Lynn Bartels had the lead story in yesterday’s Denver Post, noting that Colorado Governor John Hickenlooper’s (D) longstanding and tightly-managed image as a moderate is crumbling, just as his reelection campaign is beginning in earnest. The piece has lots of good quotes from Colorado politicos on both sides, speculating on whether Hickenlooper has changed or had previously misrepresented himself. But they key thing to take away from this is that the context of a state’s political environment has a huge impact on how we perceive its leaders.

Prior to his political career, Hickenlooper was a restauranteur, a microbrewer, and a geologist in the energy industry. That’s already a pretty atypical biography for a Democratic politician, giving him some moderate bona fides. Then he served two terms as mayor of Denver — a nonpartisan position.

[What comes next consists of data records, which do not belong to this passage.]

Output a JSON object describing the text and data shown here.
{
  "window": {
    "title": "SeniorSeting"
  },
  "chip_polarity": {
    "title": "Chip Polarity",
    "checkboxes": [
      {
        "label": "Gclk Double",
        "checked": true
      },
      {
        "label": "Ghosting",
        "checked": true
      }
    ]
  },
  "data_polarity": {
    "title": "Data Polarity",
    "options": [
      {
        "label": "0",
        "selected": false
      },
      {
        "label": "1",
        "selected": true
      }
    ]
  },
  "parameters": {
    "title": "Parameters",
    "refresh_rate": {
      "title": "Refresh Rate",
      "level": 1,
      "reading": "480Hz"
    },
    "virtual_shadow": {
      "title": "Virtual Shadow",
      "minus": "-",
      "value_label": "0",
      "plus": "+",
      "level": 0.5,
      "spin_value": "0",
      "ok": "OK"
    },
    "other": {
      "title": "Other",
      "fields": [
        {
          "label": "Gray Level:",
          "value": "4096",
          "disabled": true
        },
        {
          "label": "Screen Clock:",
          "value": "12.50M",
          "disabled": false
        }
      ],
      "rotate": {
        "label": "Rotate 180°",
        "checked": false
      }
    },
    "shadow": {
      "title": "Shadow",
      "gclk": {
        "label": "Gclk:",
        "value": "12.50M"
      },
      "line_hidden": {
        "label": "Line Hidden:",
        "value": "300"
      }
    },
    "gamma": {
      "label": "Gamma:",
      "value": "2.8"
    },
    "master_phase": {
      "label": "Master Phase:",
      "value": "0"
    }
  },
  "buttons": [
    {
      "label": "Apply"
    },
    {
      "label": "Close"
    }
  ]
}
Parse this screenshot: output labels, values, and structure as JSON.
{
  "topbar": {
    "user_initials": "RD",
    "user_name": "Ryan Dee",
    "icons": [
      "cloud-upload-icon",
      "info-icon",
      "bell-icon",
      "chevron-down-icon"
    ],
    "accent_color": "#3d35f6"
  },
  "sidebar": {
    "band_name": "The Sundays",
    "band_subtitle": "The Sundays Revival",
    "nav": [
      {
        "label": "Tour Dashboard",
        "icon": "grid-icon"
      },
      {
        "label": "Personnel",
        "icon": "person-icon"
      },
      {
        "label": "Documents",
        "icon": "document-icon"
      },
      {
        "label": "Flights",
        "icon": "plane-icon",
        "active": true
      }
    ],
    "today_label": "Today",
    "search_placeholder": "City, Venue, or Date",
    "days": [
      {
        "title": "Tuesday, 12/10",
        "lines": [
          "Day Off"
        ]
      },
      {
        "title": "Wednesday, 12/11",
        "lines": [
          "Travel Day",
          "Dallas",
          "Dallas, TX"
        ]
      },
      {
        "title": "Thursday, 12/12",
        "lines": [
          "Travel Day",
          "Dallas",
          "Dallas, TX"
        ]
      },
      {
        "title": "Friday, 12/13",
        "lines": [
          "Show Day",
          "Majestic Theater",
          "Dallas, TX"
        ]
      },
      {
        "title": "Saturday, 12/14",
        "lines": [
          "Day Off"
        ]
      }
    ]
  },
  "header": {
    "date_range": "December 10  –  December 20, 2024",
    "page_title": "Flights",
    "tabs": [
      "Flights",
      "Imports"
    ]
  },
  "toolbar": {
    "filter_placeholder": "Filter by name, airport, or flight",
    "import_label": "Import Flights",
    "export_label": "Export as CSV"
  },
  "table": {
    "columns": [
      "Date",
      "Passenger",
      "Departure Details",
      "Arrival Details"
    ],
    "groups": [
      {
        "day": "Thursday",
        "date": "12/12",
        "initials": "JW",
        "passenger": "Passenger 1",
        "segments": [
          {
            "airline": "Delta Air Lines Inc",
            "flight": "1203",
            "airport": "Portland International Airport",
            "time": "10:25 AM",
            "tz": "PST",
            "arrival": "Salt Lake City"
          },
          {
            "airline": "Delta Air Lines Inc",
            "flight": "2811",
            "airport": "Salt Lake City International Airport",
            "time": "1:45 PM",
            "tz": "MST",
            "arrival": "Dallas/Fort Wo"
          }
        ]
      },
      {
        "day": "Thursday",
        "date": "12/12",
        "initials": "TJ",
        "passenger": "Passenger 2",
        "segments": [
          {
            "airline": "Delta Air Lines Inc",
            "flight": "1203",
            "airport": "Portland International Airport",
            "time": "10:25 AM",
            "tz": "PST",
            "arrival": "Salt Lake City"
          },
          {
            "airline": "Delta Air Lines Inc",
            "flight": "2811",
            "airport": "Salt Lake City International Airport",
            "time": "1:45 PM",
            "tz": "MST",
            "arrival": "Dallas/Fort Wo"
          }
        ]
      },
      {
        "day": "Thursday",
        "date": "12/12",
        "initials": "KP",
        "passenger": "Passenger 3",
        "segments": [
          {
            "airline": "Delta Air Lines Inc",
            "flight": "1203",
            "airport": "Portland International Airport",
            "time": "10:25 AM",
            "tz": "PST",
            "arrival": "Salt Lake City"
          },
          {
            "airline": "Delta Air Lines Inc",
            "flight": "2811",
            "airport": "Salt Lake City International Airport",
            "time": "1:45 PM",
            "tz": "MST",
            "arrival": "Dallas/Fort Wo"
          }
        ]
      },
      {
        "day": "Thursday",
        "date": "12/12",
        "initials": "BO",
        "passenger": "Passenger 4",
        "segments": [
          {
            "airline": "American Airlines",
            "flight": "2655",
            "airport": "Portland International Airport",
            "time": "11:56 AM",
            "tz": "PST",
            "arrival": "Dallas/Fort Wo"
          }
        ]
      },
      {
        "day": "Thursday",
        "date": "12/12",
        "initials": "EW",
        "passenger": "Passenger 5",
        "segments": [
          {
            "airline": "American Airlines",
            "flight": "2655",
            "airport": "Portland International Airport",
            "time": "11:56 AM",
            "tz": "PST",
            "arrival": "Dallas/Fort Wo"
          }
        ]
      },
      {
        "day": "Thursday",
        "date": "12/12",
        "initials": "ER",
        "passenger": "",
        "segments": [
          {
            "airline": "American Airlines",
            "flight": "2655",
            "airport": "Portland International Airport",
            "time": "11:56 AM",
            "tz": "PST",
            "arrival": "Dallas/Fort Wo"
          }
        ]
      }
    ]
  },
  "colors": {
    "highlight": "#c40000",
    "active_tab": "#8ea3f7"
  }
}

The governor’s office was his first official position as a Democrat. This position would theoretically force him into some partisan behavior, requiring him to take some stances to satisfy primary constituencies and to deliver on those stances once in office. But three things protected him. First, he faced no challenger for the Democratic nomination back in 2010. Second, the Republican Party imploded when trying to select his opponent that year, allowing him to win in a walk, meaning he didn’t really owe anyone in his party anything. Third, during the first half of his term as governor, control of the legislature was split, with Democrats controlling the Senate and Republicans running the House. The only legislation that would reach his desk was already, by definition, bipartisan.

In 2012, however, Colorado joined a record 43 other states in placing both state legislative chambers under control of one party. Now very different legislation is coming across the governor’s desk: gun control bills, renewable energy measures, civil unions, and so on. Once it’s there, he has a choice of signing it into law or vetoing the clear preferences of his party and the state’s voters, and the latter really isn’t much of an option. Now, it’s not like the governor has no say in which bills get considered — he had previously signaled that he would be okay with such legislation — but none of these bills would have come out of a split-controlled legislature. They’re very much a product of the political environment.

So, to some degree, calling Hickenlooper a closet liberal is just part of the standard Republican campaign toolkit. They were going to argue that no matter what he did as governor. But to the extent that there’s some truth to it (and to the extent that voters believe it), it’s because Colorado’s political landscape has changed. Hickenlooper is making choices he’s never had to make before. And people are noticing.

[Cross-posted at Mischiefs of Faction]

Seth Masket

Seth Masket is an associate professor of political science at the University of Denver.